_INSTRUCTIONS FOR THE TASK:_
Once the line with "What data populates" is found, repeat exactly that line and every one after it until the data below ends, including the last line.

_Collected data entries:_
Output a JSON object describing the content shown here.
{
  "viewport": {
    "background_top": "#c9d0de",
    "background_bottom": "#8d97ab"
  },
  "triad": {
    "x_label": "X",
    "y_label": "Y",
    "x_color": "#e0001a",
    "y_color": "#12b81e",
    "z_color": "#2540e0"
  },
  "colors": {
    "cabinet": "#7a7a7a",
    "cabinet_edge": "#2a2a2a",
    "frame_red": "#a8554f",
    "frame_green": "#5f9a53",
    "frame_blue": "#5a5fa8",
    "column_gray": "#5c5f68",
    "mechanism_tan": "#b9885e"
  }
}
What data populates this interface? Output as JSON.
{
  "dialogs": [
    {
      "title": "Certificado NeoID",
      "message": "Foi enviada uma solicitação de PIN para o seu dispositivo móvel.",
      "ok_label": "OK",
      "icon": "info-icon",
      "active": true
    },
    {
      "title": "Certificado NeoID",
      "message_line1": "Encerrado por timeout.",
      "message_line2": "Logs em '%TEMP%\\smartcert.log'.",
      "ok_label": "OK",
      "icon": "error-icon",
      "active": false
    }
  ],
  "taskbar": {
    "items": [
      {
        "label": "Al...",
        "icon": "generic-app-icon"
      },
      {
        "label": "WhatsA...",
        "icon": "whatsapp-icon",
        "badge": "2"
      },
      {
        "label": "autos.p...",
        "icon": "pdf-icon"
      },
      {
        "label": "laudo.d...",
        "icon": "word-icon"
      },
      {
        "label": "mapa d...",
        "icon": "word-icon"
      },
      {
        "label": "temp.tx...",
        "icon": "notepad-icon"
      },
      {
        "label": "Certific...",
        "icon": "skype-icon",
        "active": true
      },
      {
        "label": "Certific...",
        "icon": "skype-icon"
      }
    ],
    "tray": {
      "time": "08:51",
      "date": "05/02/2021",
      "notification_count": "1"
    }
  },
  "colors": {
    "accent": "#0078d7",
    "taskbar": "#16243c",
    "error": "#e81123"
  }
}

_TASK RESULT:_
What data populates this interface? Output as JSON.
{
  "dialogs": [
    {
      "title": "Certificado NeoID",
      "message": "Foi enviada uma solicitação de PIN para o seu dispositivo móvel.",
      "ok_label": "OK",
      "icon": "info-icon",
      "active": true
    },
    {
      "title": "Certificado NeoID",
      "message_line1": "Encerrado por timeout.",
      "message_line2": "Logs em '%TEMP%\\smartcert.log'.",
      "ok_label": "OK",
      "icon": "error-icon",
      "active": false
    }
  ],
  "taskbar": {
    "items": [
      {
        "label": "Al...",
        "icon": "generic-app-icon"
      },
      {
        "label": "WhatsA...",
        "icon": "whatsapp-icon",
        "badge": "2"
      },
      {
        "label": "autos.p...",
        "icon": "pdf-icon"
      },
      {
        "label": "laudo.d...",
        "icon": "word-icon"
      },
      {
        "label": "mapa d...",
        "icon": "word-icon"
      },
      {
        "label": "temp.tx...",
        "icon": "notepad-icon"
      },
      {
        "label": "Certific...",
        "icon": "skype-icon",
        "active": true
      },
      {
        "label": "Certific...",
        "icon": "skype-icon"
      }
    ],
    "tray": {
      "time": "08:51",
      "date": "05/02/2021",
      "notification_count": "1"
    }
  },
  "colors": {
    "accent": "#0078d7",
    "taskbar": "#16243c",
    "error": "#e81123"
  }
}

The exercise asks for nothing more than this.